**WHAT THE TASK REQUIRES:** From the records below, pull each line that has "title".
Start of DATA SHOWN
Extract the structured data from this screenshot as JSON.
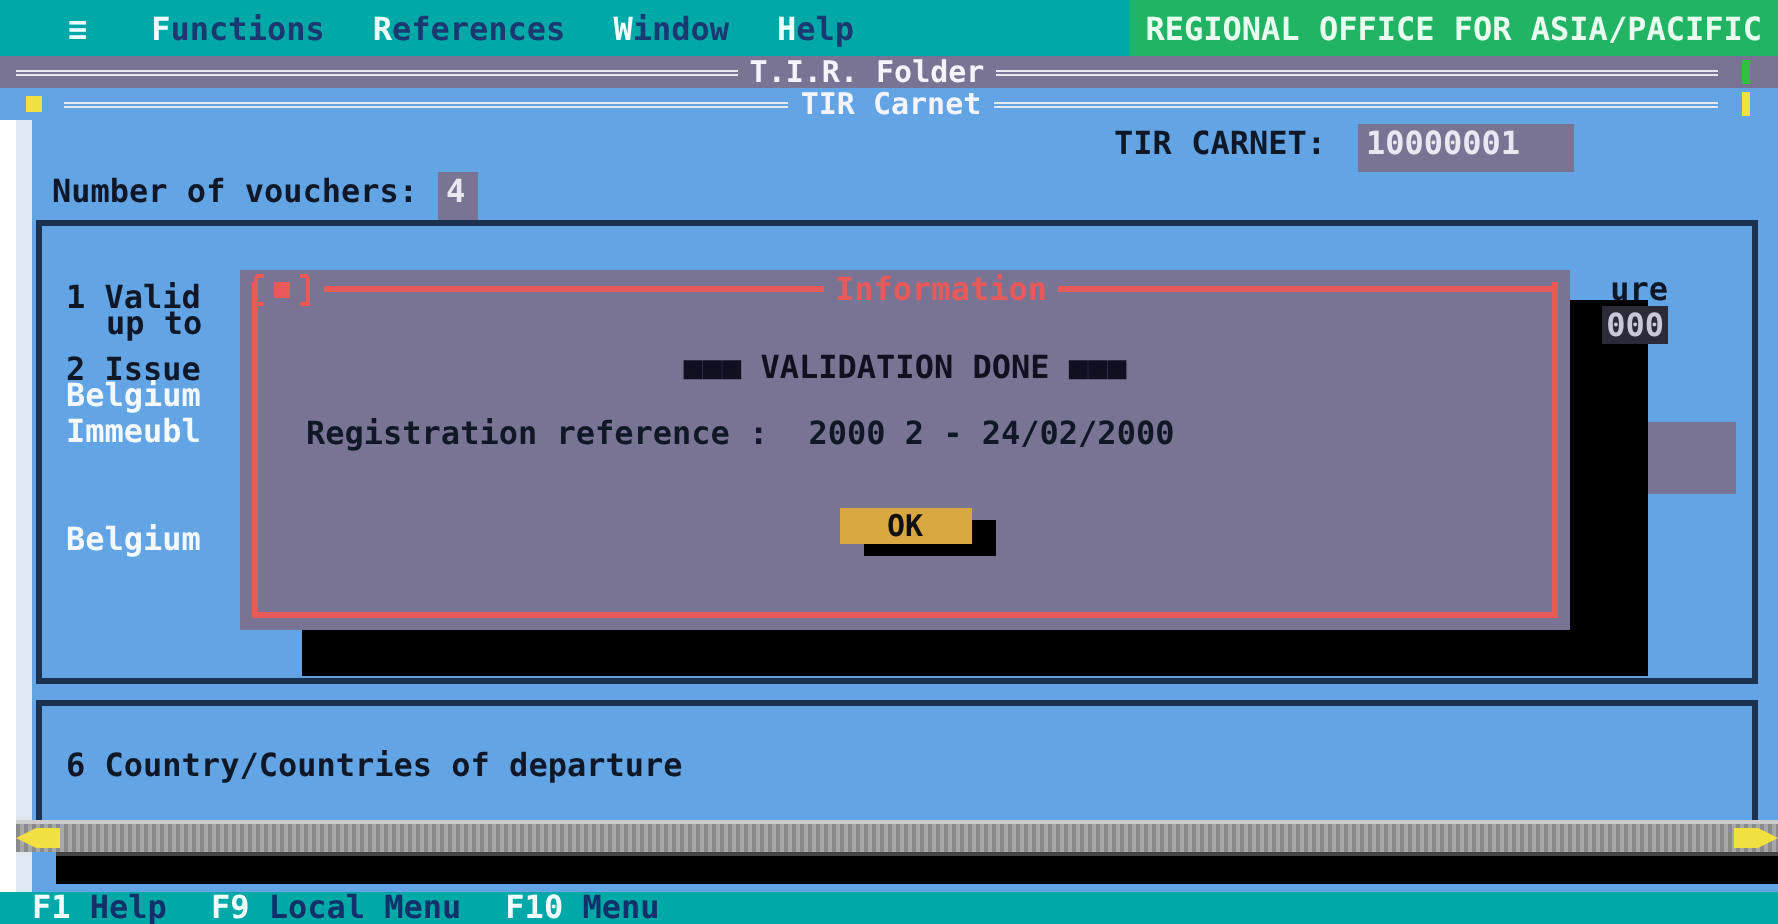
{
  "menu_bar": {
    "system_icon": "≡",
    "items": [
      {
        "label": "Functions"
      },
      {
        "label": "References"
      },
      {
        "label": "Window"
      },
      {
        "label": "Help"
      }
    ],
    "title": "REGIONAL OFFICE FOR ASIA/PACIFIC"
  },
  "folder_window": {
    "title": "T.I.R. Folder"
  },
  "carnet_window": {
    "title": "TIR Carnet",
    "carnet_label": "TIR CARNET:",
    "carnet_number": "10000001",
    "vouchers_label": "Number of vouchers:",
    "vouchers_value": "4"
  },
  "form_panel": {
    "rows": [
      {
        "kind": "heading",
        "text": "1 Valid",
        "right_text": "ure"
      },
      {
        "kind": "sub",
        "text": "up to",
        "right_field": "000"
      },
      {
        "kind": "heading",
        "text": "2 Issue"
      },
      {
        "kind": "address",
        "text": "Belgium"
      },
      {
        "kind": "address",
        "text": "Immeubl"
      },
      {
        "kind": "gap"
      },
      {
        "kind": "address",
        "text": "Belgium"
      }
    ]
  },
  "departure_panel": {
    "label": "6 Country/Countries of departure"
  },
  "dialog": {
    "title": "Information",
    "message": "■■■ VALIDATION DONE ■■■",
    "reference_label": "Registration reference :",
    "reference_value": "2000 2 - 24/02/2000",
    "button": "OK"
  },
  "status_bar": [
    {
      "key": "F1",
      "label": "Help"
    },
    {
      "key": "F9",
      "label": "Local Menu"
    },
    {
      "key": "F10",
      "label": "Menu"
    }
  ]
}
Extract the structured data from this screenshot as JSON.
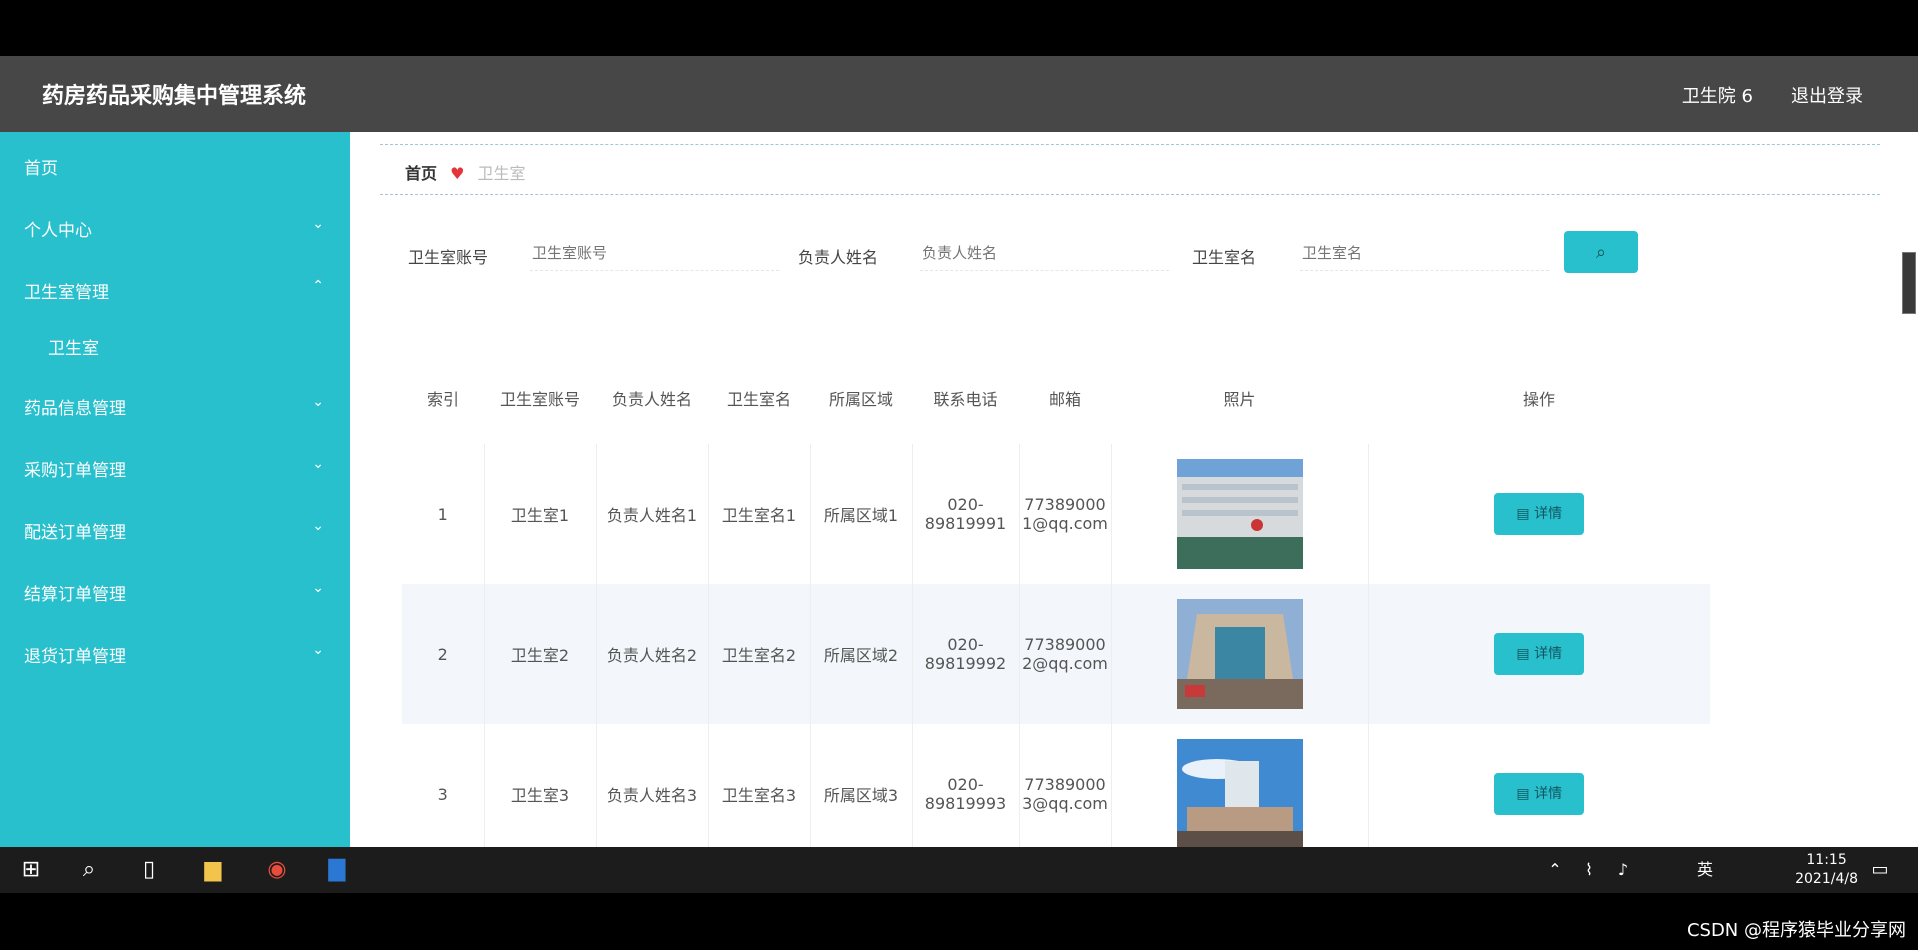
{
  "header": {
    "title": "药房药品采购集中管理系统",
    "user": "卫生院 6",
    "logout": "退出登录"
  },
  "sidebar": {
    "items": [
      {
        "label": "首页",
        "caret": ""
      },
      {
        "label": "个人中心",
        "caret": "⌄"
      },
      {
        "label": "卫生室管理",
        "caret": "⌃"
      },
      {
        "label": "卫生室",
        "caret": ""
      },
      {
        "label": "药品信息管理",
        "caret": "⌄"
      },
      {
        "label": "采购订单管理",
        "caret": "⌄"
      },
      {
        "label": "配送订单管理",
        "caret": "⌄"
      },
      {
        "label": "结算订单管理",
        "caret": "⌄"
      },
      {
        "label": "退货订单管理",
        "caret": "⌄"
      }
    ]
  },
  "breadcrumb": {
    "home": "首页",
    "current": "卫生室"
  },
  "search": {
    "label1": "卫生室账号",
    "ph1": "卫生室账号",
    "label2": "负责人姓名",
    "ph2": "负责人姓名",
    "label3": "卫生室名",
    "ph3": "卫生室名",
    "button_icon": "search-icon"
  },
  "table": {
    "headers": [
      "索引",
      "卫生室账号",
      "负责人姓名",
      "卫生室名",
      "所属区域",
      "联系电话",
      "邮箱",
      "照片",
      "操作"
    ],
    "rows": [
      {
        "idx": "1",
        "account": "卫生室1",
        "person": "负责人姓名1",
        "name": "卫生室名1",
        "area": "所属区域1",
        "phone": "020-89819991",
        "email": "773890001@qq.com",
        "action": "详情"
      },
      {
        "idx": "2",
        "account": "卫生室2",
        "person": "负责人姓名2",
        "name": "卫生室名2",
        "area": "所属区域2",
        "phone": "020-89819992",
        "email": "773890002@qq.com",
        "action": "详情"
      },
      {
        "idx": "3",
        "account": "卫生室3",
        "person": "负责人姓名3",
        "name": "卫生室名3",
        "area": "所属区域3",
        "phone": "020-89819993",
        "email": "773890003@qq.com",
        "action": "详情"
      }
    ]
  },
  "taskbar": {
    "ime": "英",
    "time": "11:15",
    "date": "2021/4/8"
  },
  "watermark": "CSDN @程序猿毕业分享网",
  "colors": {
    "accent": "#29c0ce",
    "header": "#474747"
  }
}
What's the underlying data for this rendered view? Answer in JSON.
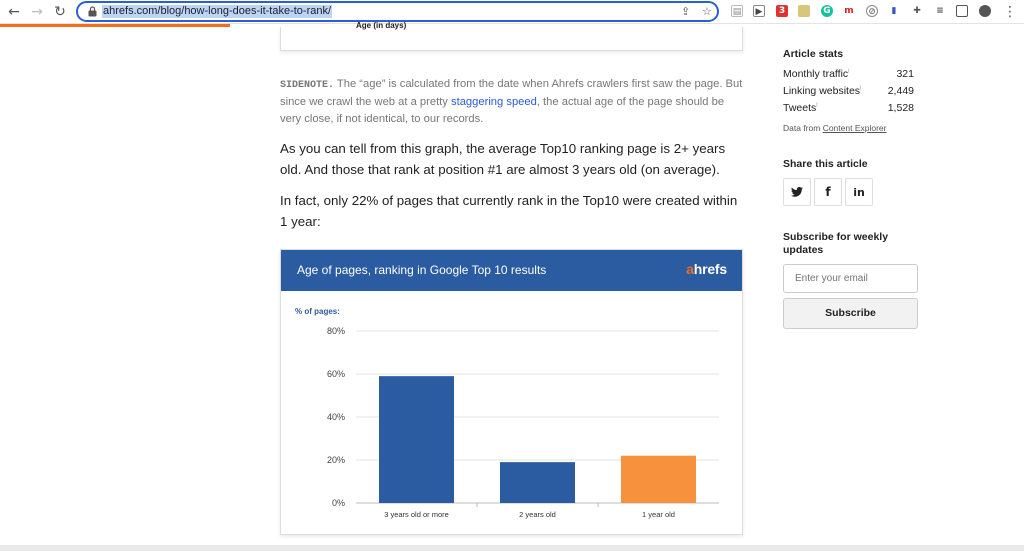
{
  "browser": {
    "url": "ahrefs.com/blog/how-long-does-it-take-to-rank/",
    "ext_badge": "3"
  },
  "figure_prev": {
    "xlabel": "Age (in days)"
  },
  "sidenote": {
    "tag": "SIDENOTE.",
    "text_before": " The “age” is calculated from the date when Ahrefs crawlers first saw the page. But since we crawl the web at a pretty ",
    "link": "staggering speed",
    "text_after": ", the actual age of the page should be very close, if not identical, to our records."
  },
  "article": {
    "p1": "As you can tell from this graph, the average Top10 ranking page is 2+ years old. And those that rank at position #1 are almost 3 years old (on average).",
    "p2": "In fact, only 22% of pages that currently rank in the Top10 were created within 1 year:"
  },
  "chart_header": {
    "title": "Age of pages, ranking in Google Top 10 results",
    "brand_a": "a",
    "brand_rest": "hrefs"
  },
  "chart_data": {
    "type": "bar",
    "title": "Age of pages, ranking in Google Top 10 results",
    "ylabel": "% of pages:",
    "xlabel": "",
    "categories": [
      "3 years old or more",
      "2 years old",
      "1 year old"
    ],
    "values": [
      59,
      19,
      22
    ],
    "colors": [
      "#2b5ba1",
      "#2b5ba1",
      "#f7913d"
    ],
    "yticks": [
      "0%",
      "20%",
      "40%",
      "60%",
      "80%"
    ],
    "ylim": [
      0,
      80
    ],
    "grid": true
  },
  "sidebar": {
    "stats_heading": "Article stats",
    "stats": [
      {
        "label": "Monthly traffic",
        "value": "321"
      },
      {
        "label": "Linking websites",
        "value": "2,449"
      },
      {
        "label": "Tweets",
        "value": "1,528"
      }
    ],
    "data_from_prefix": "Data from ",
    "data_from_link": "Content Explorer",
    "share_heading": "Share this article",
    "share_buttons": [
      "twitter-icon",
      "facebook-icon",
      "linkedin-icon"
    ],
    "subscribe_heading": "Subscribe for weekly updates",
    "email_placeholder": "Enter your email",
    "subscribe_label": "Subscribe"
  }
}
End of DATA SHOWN
**WRITTEN ANSWER:**
    "title": "REGIONAL OFFICE FOR ASIA/PACIFIC"
    "title": "T.I.R. Folder"
    "title": "TIR Carnet",
    "title": "Information",
    "title": "药房药品采购集中管理系统",
    "title": "Age of pages, ranking in Google Top 10 results",
    "title": "Age of pages, ranking in Google Top 10 results",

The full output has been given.